• [WORK INSTRUCTIONS]: Copy out all the entries word for word.

START ENTRIES SHOWN

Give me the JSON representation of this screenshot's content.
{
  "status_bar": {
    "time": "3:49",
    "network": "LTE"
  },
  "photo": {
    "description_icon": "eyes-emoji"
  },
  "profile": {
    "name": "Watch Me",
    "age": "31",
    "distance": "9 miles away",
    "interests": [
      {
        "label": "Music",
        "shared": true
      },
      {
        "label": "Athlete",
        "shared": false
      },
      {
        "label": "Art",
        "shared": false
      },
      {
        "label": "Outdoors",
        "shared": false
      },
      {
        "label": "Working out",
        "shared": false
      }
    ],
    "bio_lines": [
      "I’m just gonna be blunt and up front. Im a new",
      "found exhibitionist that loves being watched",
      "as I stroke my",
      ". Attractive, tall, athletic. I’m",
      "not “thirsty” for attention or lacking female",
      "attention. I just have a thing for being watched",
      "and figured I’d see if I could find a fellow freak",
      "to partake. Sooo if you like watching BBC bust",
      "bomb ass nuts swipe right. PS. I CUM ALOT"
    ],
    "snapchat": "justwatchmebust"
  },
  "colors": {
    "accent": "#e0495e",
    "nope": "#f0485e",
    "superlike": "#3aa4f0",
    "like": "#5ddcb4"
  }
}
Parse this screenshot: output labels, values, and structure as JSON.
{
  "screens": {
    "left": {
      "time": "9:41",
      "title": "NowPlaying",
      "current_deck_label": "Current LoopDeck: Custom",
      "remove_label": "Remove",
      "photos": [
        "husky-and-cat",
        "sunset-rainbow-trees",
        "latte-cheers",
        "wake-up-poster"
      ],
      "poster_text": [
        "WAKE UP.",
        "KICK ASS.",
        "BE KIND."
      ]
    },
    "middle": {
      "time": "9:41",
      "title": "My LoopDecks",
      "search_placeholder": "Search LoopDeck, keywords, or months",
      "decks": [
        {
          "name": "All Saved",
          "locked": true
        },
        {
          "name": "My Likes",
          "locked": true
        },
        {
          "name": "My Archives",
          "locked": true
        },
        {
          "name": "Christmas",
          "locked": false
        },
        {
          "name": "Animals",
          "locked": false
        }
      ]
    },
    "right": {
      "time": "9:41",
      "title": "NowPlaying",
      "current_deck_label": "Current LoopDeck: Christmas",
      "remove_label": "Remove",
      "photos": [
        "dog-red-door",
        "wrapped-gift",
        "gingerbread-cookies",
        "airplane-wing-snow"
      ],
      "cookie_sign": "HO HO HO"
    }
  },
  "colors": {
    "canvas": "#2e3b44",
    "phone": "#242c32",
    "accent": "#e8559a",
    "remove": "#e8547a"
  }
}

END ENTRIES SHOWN

• [WRITTEN RESPONSE]:
Give me the JSON representation of this screenshot's content.
{
  "status_bar": {
    "time": "3:49",
    "network": "LTE"
  },
  "photo": {
    "description_icon": "eyes-emoji"
  },
  "profile": {
    "name": "Watch Me",
    "age": "31",
    "distance": "9 miles away",
    "interests": [
      {
        "label": "Music",
        "shared": true
      },
      {
        "label": "Athlete",
        "shared": false
      },
      {
        "label": "Art",
        "shared": false
      },
      {
        "label": "Outdoors",
        "shared": false
      },
      {
        "label": "Working out",
        "shared": false
      }
    ],
    "bio_lines": [
      "I’m just gonna be blunt and up front. Im a new",
      "found exhibitionist that loves being watched",
      "as I stroke my",
      ". Attractive, tall, athletic. I’m",
      "not “thirsty” for attention or lacking female",
      "attention. I just have a thing for being watched",
      "and figured I’d see if I could find a fellow freak",
      "to partake. Sooo if you like watching BBC bust",
      "bomb ass nuts swipe right. PS. I CUM ALOT"
    ],
    "snapchat": "justwatchmebust"
  },
  "colors": {
    "accent": "#e0495e",
    "nope": "#f0485e",
    "superlike": "#3aa4f0",
    "like": "#5ddcb4"
  }
}
Parse this screenshot: output labels, values, and structure as JSON.
{
  "screens": {
    "left": {
      "time": "9:41",
      "title": "NowPlaying",
      "current_deck_label": "Current LoopDeck: Custom",
      "remove_label": "Remove",
      "photos": [
        "husky-and-cat",
        "sunset-rainbow-trees",
        "latte-cheers",
        "wake-up-poster"
      ],
      "poster_text": [
        "WAKE UP.",
        "KICK ASS.",
        "BE KIND."
      ]
    },
    "middle": {
      "time": "9:41",
      "title": "My LoopDecks",
      "search_placeholder": "Search LoopDeck, keywords, or months",
      "decks": [
        {
          "name": "All Saved",
          "locked": true
        },
        {
          "name": "My Likes",
          "locked": true
        },
        {
          "name": "My Archives",
          "locked": true
        },
        {
          "name": "Christmas",
          "locked": false
        },
        {
          "name": "Animals",
          "locked": false
        }
      ]
    },
    "right": {
      "time": "9:41",
      "title": "NowPlaying",
      "current_deck_label": "Current LoopDeck: Christmas",
      "remove_label": "Remove",
      "photos": [
        "dog-red-door",
        "wrapped-gift",
        "gingerbread-cookies",
        "airplane-wing-snow"
      ],
      "cookie_sign": "HO HO HO"
    }
  },
  "colors": {
    "canvas": "#2e3b44",
    "phone": "#242c32",
    "accent": "#e8559a",
    "remove": "#e8547a"
  }
}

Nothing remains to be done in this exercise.